With the publication of his Principia Mathematica in 1687, serious thinkers began to take for granted the idea that objective truth could be gained through the methods of science and the unbiased use of reason.

Because science and reason came to be seen as the way to shed light on the darkness of ignorance, this period became known as the Enlightenment. Scientists like Newton became heroic figures, searching for "objective" truth about the universe by applying scientific methodology to its study.

Science seemed to lead inevitably to progress, and scientists were viewed as being objective, simply looking for the truth without imposing their values, and improving society through the inventions that derived from their science

If scientific thinking and human reason could enlighten the world about physics and chemistry, why not biology? If biology, why not psychology?

Scientific psychology evolved from philosophical questions (What is the mind?) and the research on the nervous system.

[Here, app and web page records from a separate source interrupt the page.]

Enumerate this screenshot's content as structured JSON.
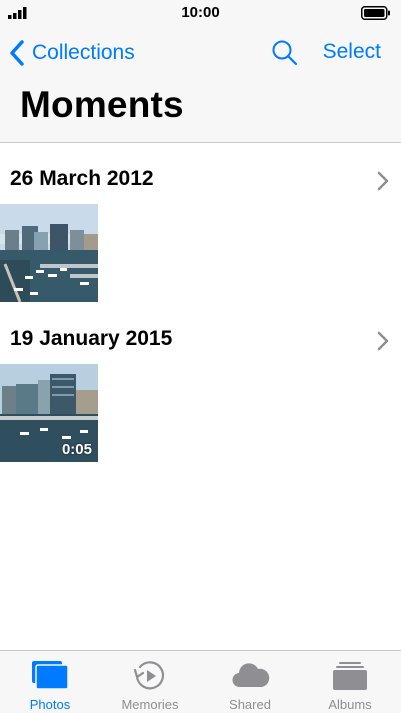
{
  "status_bar": {
    "time": "10:00"
  },
  "nav": {
    "back_label": "Collections",
    "select_label": "Select",
    "title": "Moments"
  },
  "moments": [
    {
      "date": "26 March 2012",
      "items": [
        {
          "type": "photo",
          "duration": ""
        }
      ]
    },
    {
      "date": "19 January 2015",
      "items": [
        {
          "type": "video",
          "duration": "0:05"
        }
      ]
    }
  ],
  "tabs": [
    {
      "label": "Photos",
      "icon": "photos-icon",
      "active": true
    },
    {
      "label": "Memories",
      "icon": "memories-icon",
      "active": false
    },
    {
      "label": "Shared",
      "icon": "cloud-icon",
      "active": false
    },
    {
      "label": "Albums",
      "icon": "albums-icon",
      "active": false
    }
  ],
  "colors": {
    "accent": "#007aff",
    "inactive": "#8e8e93",
    "bar_background": "#f7f7f7"
  }
}
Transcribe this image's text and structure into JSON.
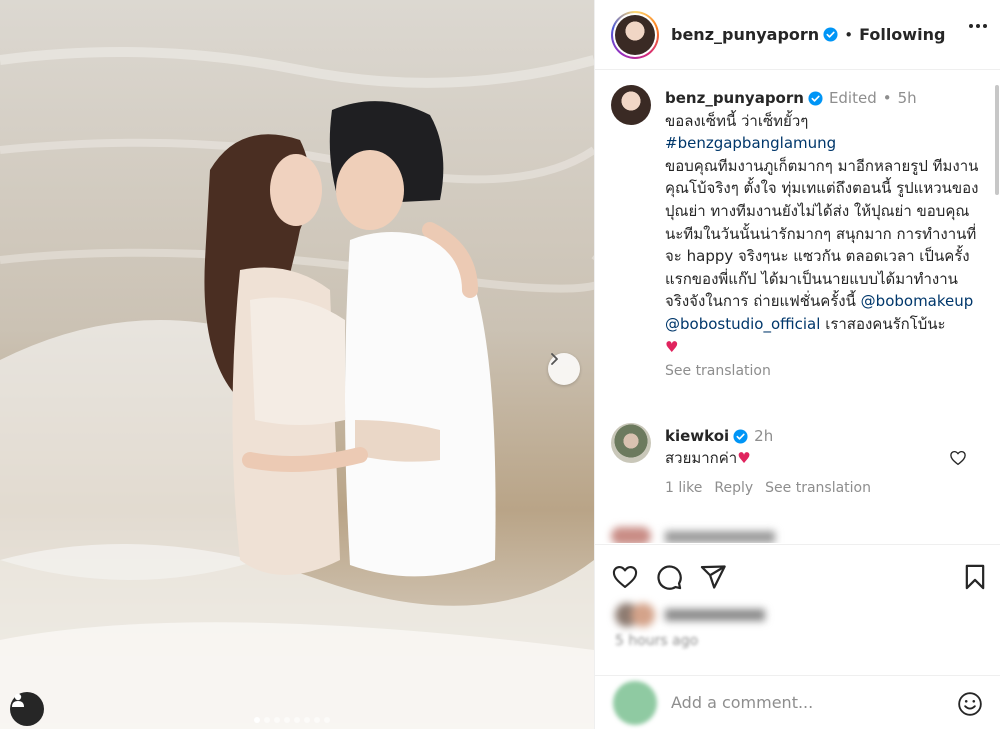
{
  "post": {
    "author": "benz_punyaporn",
    "follow_status": "Following",
    "separator": "•",
    "photo_dots_count": 8,
    "photo_active_dot": 0
  },
  "caption": {
    "username": "benz_punyaporn",
    "edited": "Edited",
    "dot": "•",
    "time": "5h",
    "line1": "ขอลงเซ็ทนี้ ว่าเซ็ทยั้วๆ",
    "hashtag": "#benzgapbanglamung",
    "body": "ขอบคุณทีมงานภูเก็ตมากๆ มาอีกหลายรูป ทีมงานคุณโบ้จริงๆ ตั้งใจ ทุ่มเทแต่ถึงตอนนี้ รูปแหวนของปุณย่า ทางทีมงานยังไม่ได้ส่ง ให้ปุณย่า ขอบคุณนะทีมในวันนั้นน่ารักมากๆ สนุกมาก การทำงานที่จะ happy จริงๆนะ แซวกัน ตลอดเวลา เป็นครั้งแรกของพี่แก๊ป ได้มาเป็นนายแบบได้มาทำงานจริงจังในการ ถ่ายแฟชั่นครั้งนี้",
    "mention1": "@bobomakeup",
    "mention2": "@bobostudio_official",
    "tail": " เราสองคนรักโบ้นะ",
    "heart": "♥",
    "see_translation": "See translation"
  },
  "comment": {
    "username": "kiewkoi",
    "time": "2h",
    "text": "สวยมากค่า",
    "heart": "♥",
    "likes": "1 like",
    "reply": "Reply",
    "see_translation": "See translation"
  },
  "footer": {
    "time_ago": "5 hours ago",
    "add_comment_placeholder": "Add a comment..."
  },
  "colors": {
    "verified": "#0095f6",
    "link": "#00376b",
    "muted": "#8e8e8e",
    "heart": "#e0245e"
  }
}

Physiologists trying to "shed light" on how the senses and the nervous system actually worked developed methods and made discoveries that were directly relevant to the epistemological questions about the nature and origins of human knowledge being raised by philosophers such as John Stuart Mill. This dynamic convergence of philosophy and physiological science created an atmosphere from which a "scientific" approach to psychology eventually emerged.